His fame grew by the time he was 30, with his religious paintings called a win for Christian virtue vis-a-vis the whimsical and immoral paintings of Francois Boucher, who was a favorite court painter of that period. Even the critics loved his work. His paintings indicated that Greuze was a careful observer and truly understood his subject matter, which showed his great admiration for the genre paintings of Dutch Realists.
In the latter part of 1755, he decided that he needed to further his education with a trip to Italy and visited Rome and Naples with Abbe Gougenot, a member of the Grand Council and a celebrated archeologist. He developed a taste for the picturesque due to his Italian trip.
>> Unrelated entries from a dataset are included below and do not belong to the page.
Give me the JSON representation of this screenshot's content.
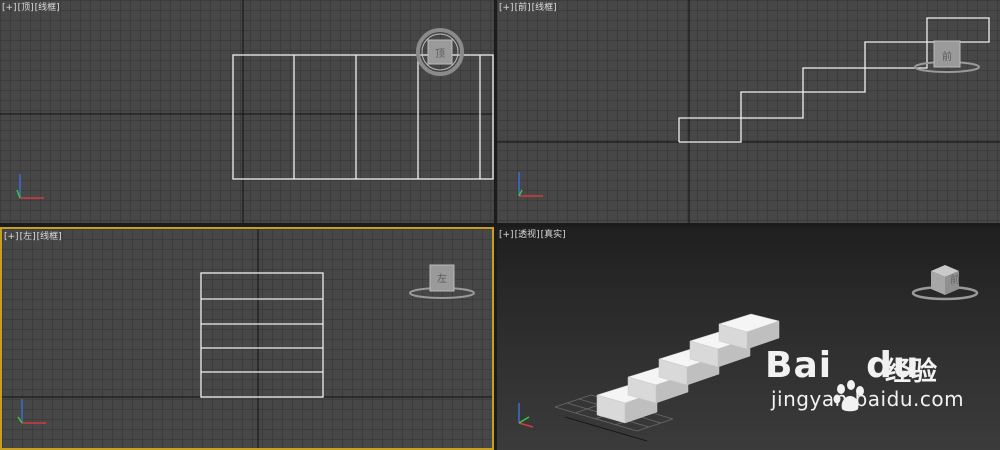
{
  "viewports": {
    "top": {
      "bracket": "[+]",
      "view": "[顶]",
      "mode": "[线框]",
      "cube_face": "顶"
    },
    "front": {
      "bracket": "[+]",
      "view": "[前]",
      "mode": "[线框]",
      "cube_face": "前"
    },
    "left": {
      "bracket": "[+]",
      "view": "[左]",
      "mode": "[线框]",
      "cube_face": "左"
    },
    "persp": {
      "bracket": "[+]",
      "view": "[透视]",
      "mode": "[真实]",
      "cube_face": "前"
    }
  },
  "watermark": {
    "brand_a": "Bai",
    "brand_b": "du",
    "brand_cn": "经验",
    "url": "jingyan.baidu.com"
  },
  "colors": {
    "active_border": "#c8a020",
    "axis_x": "#d23c3c",
    "axis_y": "#3cc83c",
    "axis_z": "#3c6ed2"
  }
}
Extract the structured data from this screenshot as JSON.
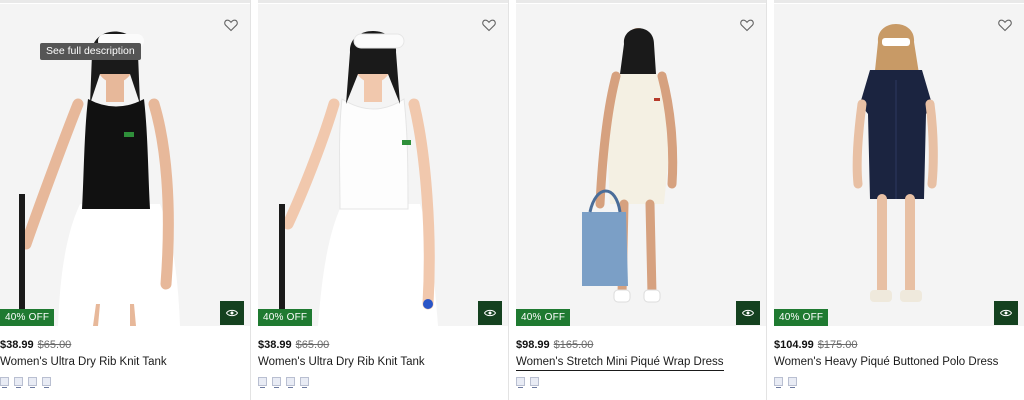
{
  "tooltip": "See full description",
  "products": [
    {
      "discount": "40% OFF",
      "price": "$38.99",
      "original_price": "$65.00",
      "name": "Women's Ultra Dry Rib Knit Tank",
      "swatch_count": 4
    },
    {
      "discount": "40% OFF",
      "price": "$38.99",
      "original_price": "$65.00",
      "name": "Women's Ultra Dry Rib Knit Tank",
      "swatch_count": 4
    },
    {
      "discount": "40% OFF",
      "price": "$98.99",
      "original_price": "$165.00",
      "name": "Women's Stretch Mini Piqué Wrap Dress",
      "swatch_count": 2
    },
    {
      "discount": "40% OFF",
      "price": "$104.99",
      "original_price": "$175.00",
      "name": "Women's Heavy Piqué Buttoned Polo Dress",
      "swatch_count": 2
    }
  ],
  "icons": {
    "wishlist": "heart-icon",
    "quick_view": "eye-icon"
  },
  "colors": {
    "badge": "#1f7a31",
    "quick_view": "#14411f"
  }
}
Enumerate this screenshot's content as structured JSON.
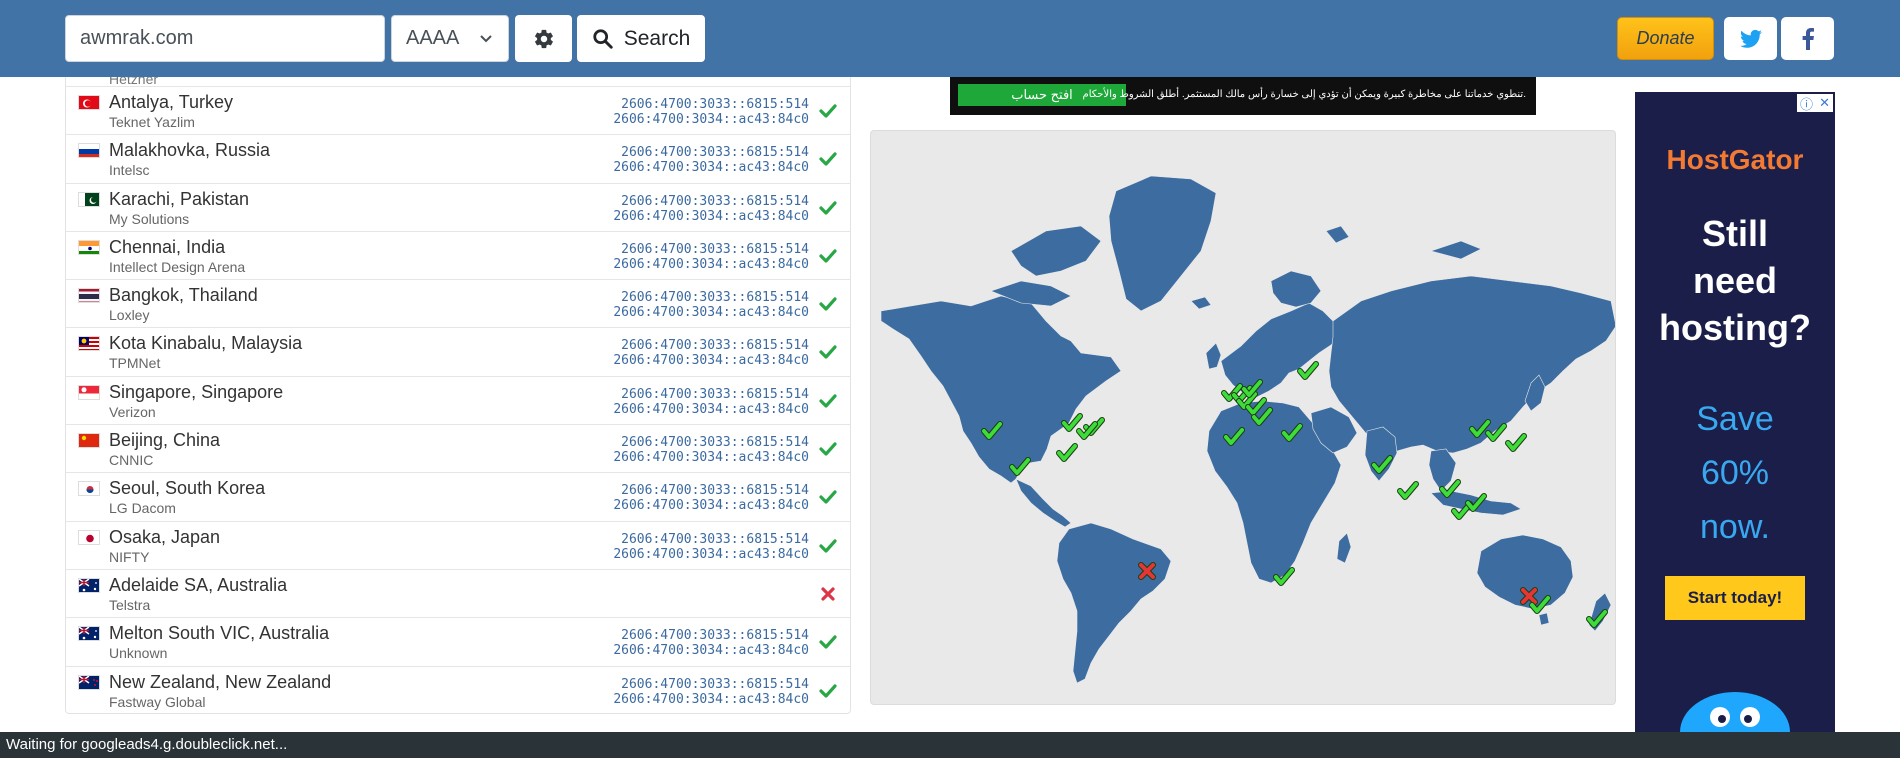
{
  "header": {
    "domain_value": "awmrak.com",
    "record_type": "AAAA",
    "search_label": "Search",
    "donate_label": "Donate"
  },
  "results": {
    "partial_isp": "Hetzner",
    "rows": [
      {
        "location": "Antalya, Turkey",
        "isp": "Teknet Yazlim",
        "ip1": "2606:4700:3033::6815:514",
        "ip2": "2606:4700:3034::ac43:84c0",
        "status": "ok"
      },
      {
        "location": "Malakhovka, Russia",
        "isp": "Intelsc",
        "ip1": "2606:4700:3033::6815:514",
        "ip2": "2606:4700:3034::ac43:84c0",
        "status": "ok"
      },
      {
        "location": "Karachi, Pakistan",
        "isp": "My Solutions",
        "ip1": "2606:4700:3033::6815:514",
        "ip2": "2606:4700:3034::ac43:84c0",
        "status": "ok"
      },
      {
        "location": "Chennai, India",
        "isp": "Intellect Design Arena",
        "ip1": "2606:4700:3033::6815:514",
        "ip2": "2606:4700:3034::ac43:84c0",
        "status": "ok"
      },
      {
        "location": "Bangkok, Thailand",
        "isp": "Loxley",
        "ip1": "2606:4700:3033::6815:514",
        "ip2": "2606:4700:3034::ac43:84c0",
        "status": "ok"
      },
      {
        "location": "Kota Kinabalu, Malaysia",
        "isp": "TPMNet",
        "ip1": "2606:4700:3033::6815:514",
        "ip2": "2606:4700:3034::ac43:84c0",
        "status": "ok"
      },
      {
        "location": "Singapore, Singapore",
        "isp": "Verizon",
        "ip1": "2606:4700:3033::6815:514",
        "ip2": "2606:4700:3034::ac43:84c0",
        "status": "ok"
      },
      {
        "location": "Beijing, China",
        "isp": "CNNIC",
        "ip1": "2606:4700:3033::6815:514",
        "ip2": "2606:4700:3034::ac43:84c0",
        "status": "ok"
      },
      {
        "location": "Seoul, South Korea",
        "isp": "LG Dacom",
        "ip1": "2606:4700:3033::6815:514",
        "ip2": "2606:4700:3034::ac43:84c0",
        "status": "ok"
      },
      {
        "location": "Osaka, Japan",
        "isp": "NIFTY",
        "ip1": "2606:4700:3033::6815:514",
        "ip2": "2606:4700:3034::ac43:84c0",
        "status": "ok"
      },
      {
        "location": "Adelaide SA, Australia",
        "isp": "Telstra",
        "ip1": "",
        "ip2": "",
        "status": "fail"
      },
      {
        "location": "Melton South VIC, Australia",
        "isp": "Unknown",
        "ip1": "2606:4700:3033::6815:514",
        "ip2": "2606:4700:3034::ac43:84c0",
        "status": "ok"
      },
      {
        "location": "New Zealand, New Zealand",
        "isp": "Fastway Global",
        "ip1": "2606:4700:3033::6815:514",
        "ip2": "2606:4700:3034::ac43:84c0",
        "status": "ok"
      }
    ]
  },
  "ad_top": {
    "button_text": "افتح حساب",
    "body_text": "تنطوي خدماتنا على مخاطرة كبيرة ويمكن أن تؤدي إلى خسارة رأس مالك المستثمر. أطلق الشروط والأحكام."
  },
  "ad_right": {
    "brand": "HostGator",
    "headline_1": "Still",
    "headline_2": "need",
    "headline_3": "hosting?",
    "offer_1": "Save",
    "offer_2": "60%",
    "offer_3": "now.",
    "cta": "Start today!"
  },
  "statusbar": {
    "text": "Waiting for googleads4.g.doubleclick.net..."
  },
  "colors": {
    "navbar": "#4173a6",
    "ok": "#28a745",
    "fail": "#dc3545",
    "map_land": "#3d6da0"
  }
}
But unlike other artists who were somehow influenced by the classic works of the Old Masters or the Italian landscapes and ruins, Greuze deviated from the norm. He was more fascinated with the type of face typical in the works of the artists belonging to the Bolognese school of the 17th century. He introduced his new style with his painting called, “Young Girl Weeping over a Dead Bird” that he did in 1759. It immediately caught the public’s imagination because of its ambiguity. Some of his other works in the same style included “The Sleeping Knitter” and “The Spooler.”
In 1757, Greuze gave the art world one of the most enduring masterpieces of his career – “The Guitarist.”
By 1761, Greuze again introduced another style in his work, combining historical background with genre scenes, starting with “Village Betrothal.” With this style, he was able to fully express the feelings of his subjects. His painting again gained great success and he created several painting in this style, such as The Paralytic nursed by his Children” in 1763 and “The Beloved Mother” in 1767. With their anecdotal quality, his paintings during that particular period of his career were evocative of the works of 17th century Dutch genre painter Jan Steen.
As previously mentioned, Greuze wanted to be known as a history painter but his hopes were crashed when the Academy rejected his painting. In retaliation, he became more focused on his work. He used darker colors, added new tension to expressions and attitudes of his subjects and created works where figures showed dignified gestures.
When genre paintings started to lose favor from patrons, he started doing portraits, which also proved beneficial to Greuze, as he remained successful. He was considered as one of Paris’ best portrait artists during the latter part of his career, with many of his works regarded as sublime.
Featured and 1st image by Jean-Baptiste Greuze [Public domain], via Wikimedia Commons
2nd image by Jean-Baptiste Greuze [Public domain], via Wikimedia Commons